Figure 1. Throughtput vs. dose for NXE:3400C EUV tool with 300W source .
Going from the usually specified 30 mJ/cm2 dose to 53 mJ/cm2 reduces the throughput from 140 to 100 WPH. If we consider not incident EUV dose, but actually absorbed EUV dose, to reach the 53 mJ/cm2 target, it gets even worse. A metal-organic resist (MOR) could absorb 55% of the dose, which would bring the required incident dose to 96 mJ/cm2, which means a throughput of around 75 WPH. A conventional chemically amplified resist (CAR) on the other hand, absorbs around 20% of the dose, leading to a required 265 mJ/cm2, which means around 30 WPH.
Not surprisingly, EUV users would want to find a way to stay below 50 mJ/cm2. The proposed approach described in US20210096473  uses directional etching. The etch tool is modified to produce directed etching ion beams along one axis, so that etching only proceeds significantly along that axis and negligibly along the other axis. Note that normally, etching would be negligible along both axes. Presumably, such vertical etching would preserve pre-existing roughness. The obvious drawbacks of this directional etching approach are: (1) it’s limited to unidirectional features, and (2) line ends are hard to control.
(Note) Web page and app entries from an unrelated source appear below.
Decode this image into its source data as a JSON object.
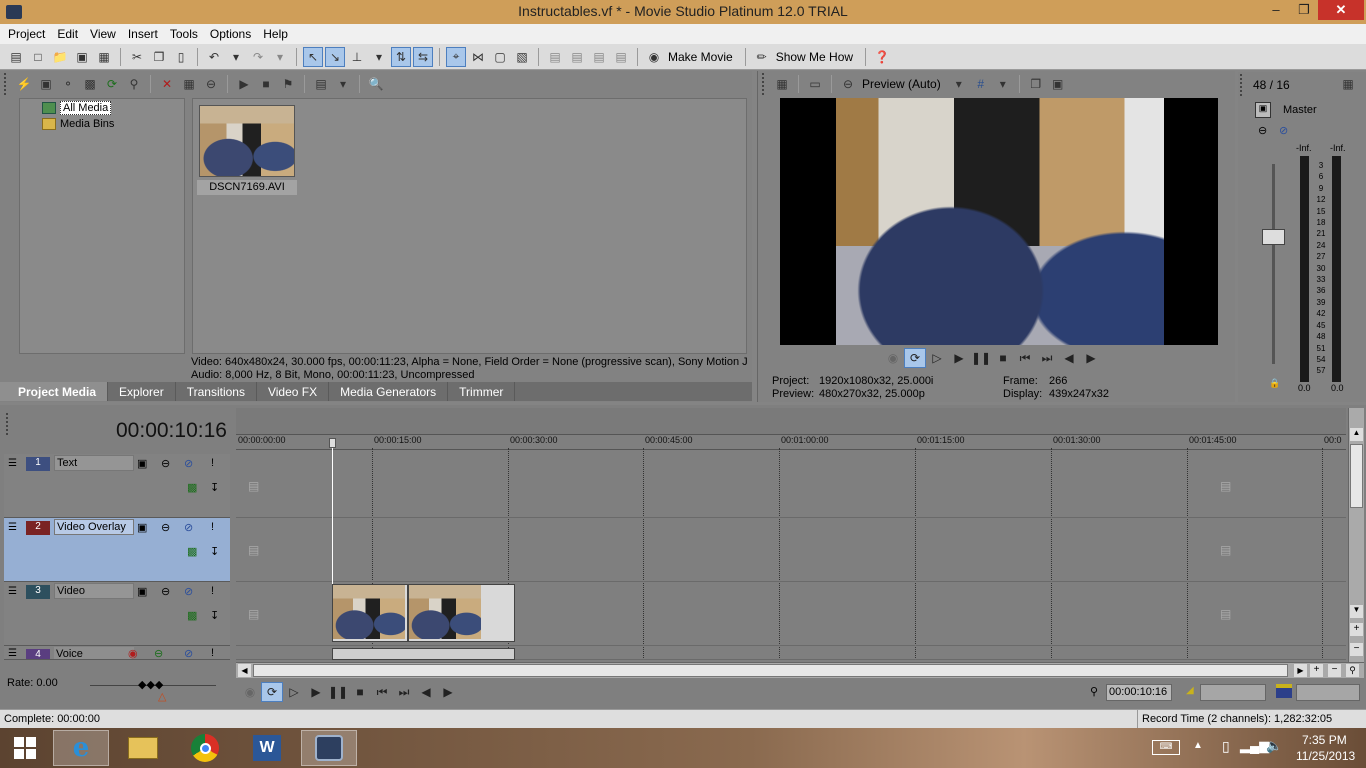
{
  "window": {
    "title": "Instructables.vf * - Movie Studio Platinum 12.0 TRIAL",
    "minimize": "–",
    "restore": "❐",
    "close": "✕"
  },
  "menu": [
    "Project",
    "Edit",
    "View",
    "Insert",
    "Tools",
    "Options",
    "Help"
  ],
  "toolbar": {
    "make_movie": "Make Movie",
    "show_me_how": "Show Me How"
  },
  "media": {
    "tree": [
      {
        "label": "All Media",
        "selected": true
      },
      {
        "label": "Media Bins",
        "selected": false
      }
    ],
    "file_name": "DSCN7169.AVI",
    "info_video": "Video: 640x480x24, 30.000 fps, 00:00:11:23, Alpha = None, Field Order = None (progressive scan), Sony Motion J",
    "info_audio": "Audio: 8,000 Hz, 8 Bit, Mono, 00:00:11:23, Uncompressed"
  },
  "tabs": [
    {
      "label": "Project Media",
      "active": true
    },
    {
      "label": "Explorer",
      "active": false
    },
    {
      "label": "Transitions",
      "active": false
    },
    {
      "label": "Video FX",
      "active": false
    },
    {
      "label": "Media Generators",
      "active": false
    },
    {
      "label": "Trimmer",
      "active": false
    }
  ],
  "preview": {
    "mode": "Preview (Auto)",
    "project_label": "Project:",
    "project_value": "1920x1080x32, 25.000i",
    "preview_label": "Preview:",
    "preview_value": "480x270x32, 25.000p",
    "frame_label": "Frame:",
    "frame_value": "266",
    "display_label": "Display:",
    "display_value": "439x247x32"
  },
  "mixer": {
    "counter": "48 / 16",
    "master": "Master",
    "peak_left": "-Inf.",
    "peak_right": "-Inf.",
    "scale": [
      "3",
      "6",
      "9",
      "12",
      "15",
      "18",
      "21",
      "24",
      "27",
      "30",
      "33",
      "36",
      "39",
      "42",
      "45",
      "48",
      "51",
      "54",
      "57"
    ],
    "bottom_left": "0.0",
    "bottom_right": "0.0"
  },
  "timeline": {
    "timecode": "00:00:10:16",
    "ticks": [
      "00:00:00:00",
      "00:00:15:00",
      "00:00:30:00",
      "00:00:45:00",
      "00:01:00:00",
      "00:01:15:00",
      "00:01:30:00",
      "00:01:45:00",
      "00:0"
    ],
    "tracks": [
      {
        "num": "1",
        "name": "Text",
        "color": "#3d4f80"
      },
      {
        "num": "2",
        "name": "Video Overlay",
        "color": "#7a2323"
      },
      {
        "num": "3",
        "name": "Video",
        "color": "#2d4f5e"
      },
      {
        "num": "4",
        "name": "Voice",
        "color": "#5a3e80"
      }
    ],
    "rate": "Rate: 0.00",
    "end_time": "00:00:10:16"
  },
  "status": {
    "left": "Complete: 00:00:00",
    "right": "Record Time (2 channels): 1,282:32:05"
  },
  "taskbar": {
    "time": "7:35 PM",
    "date": "11/25/2013"
  }
}
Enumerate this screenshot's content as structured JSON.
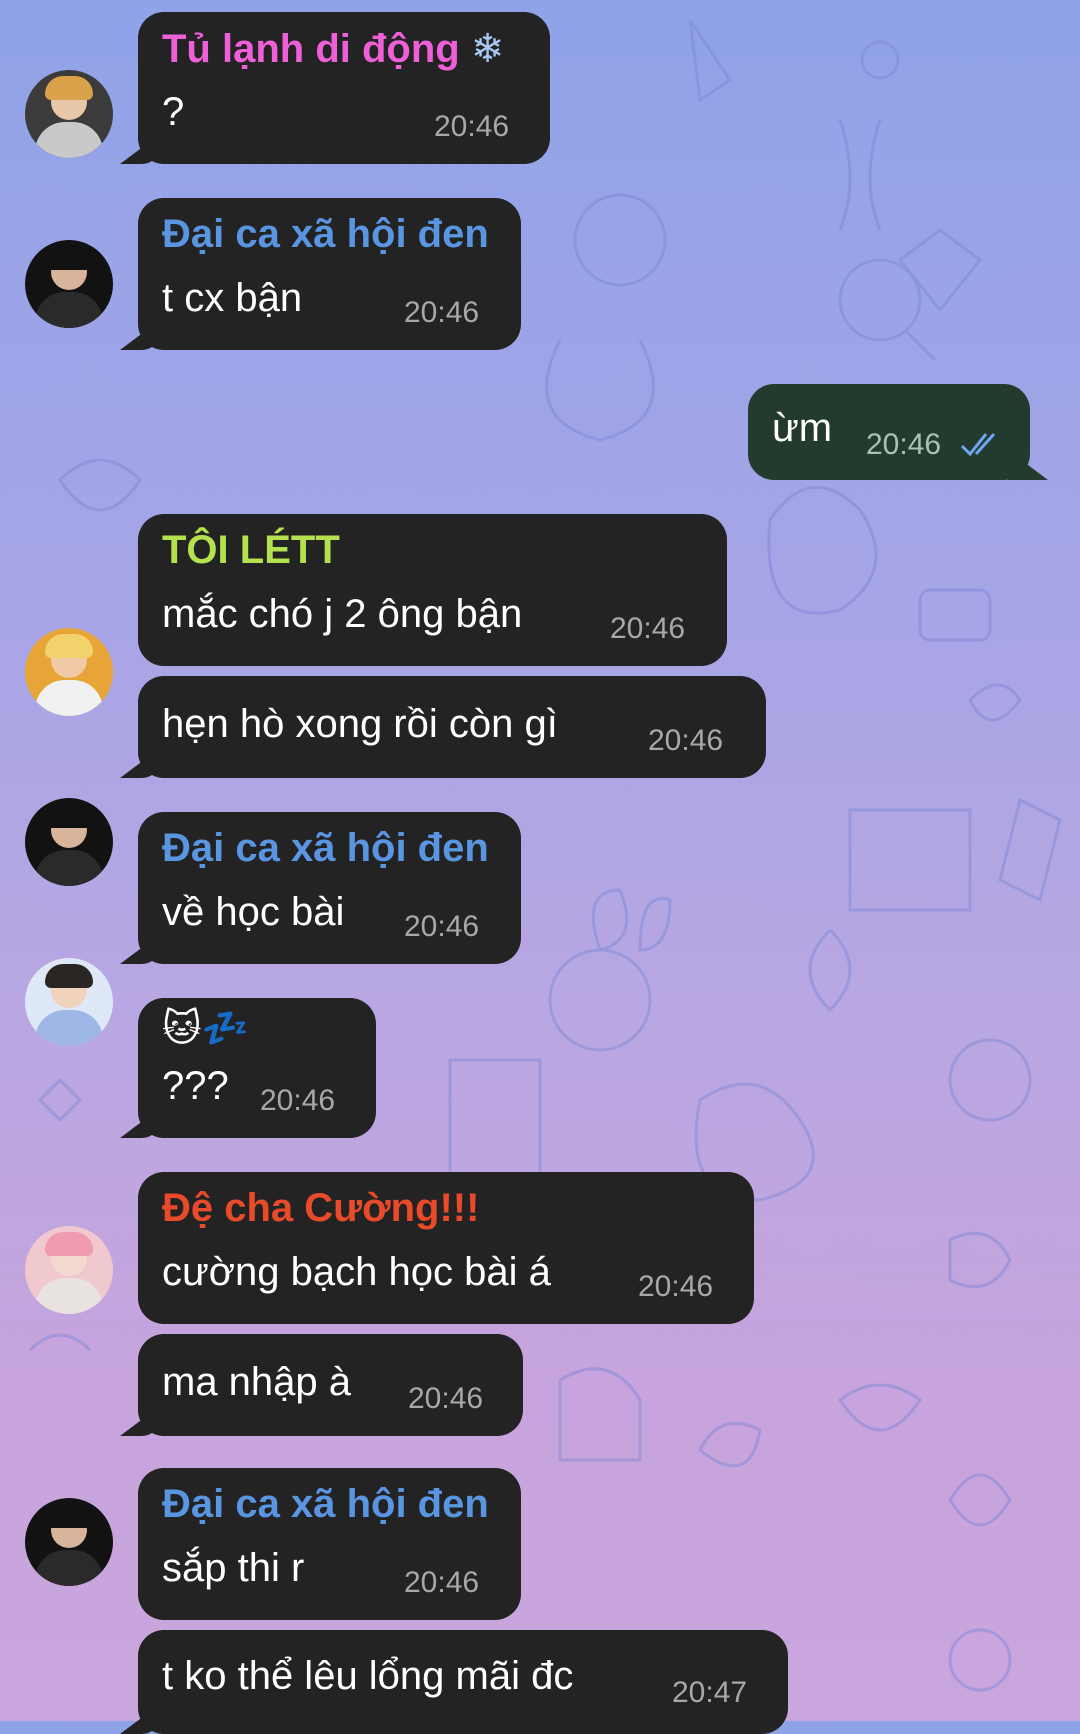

A more accurate picture of EUV doses would require consideration of photoelectrons and secondary electrons, which would require intense calculations beyond the simple estimates here.
 R-G. Liu et al., US20210096473, assigned to TSMC.
 J. van Schoot et al., Proc. SPIE 11517, 1151712 (2021).Share this post via: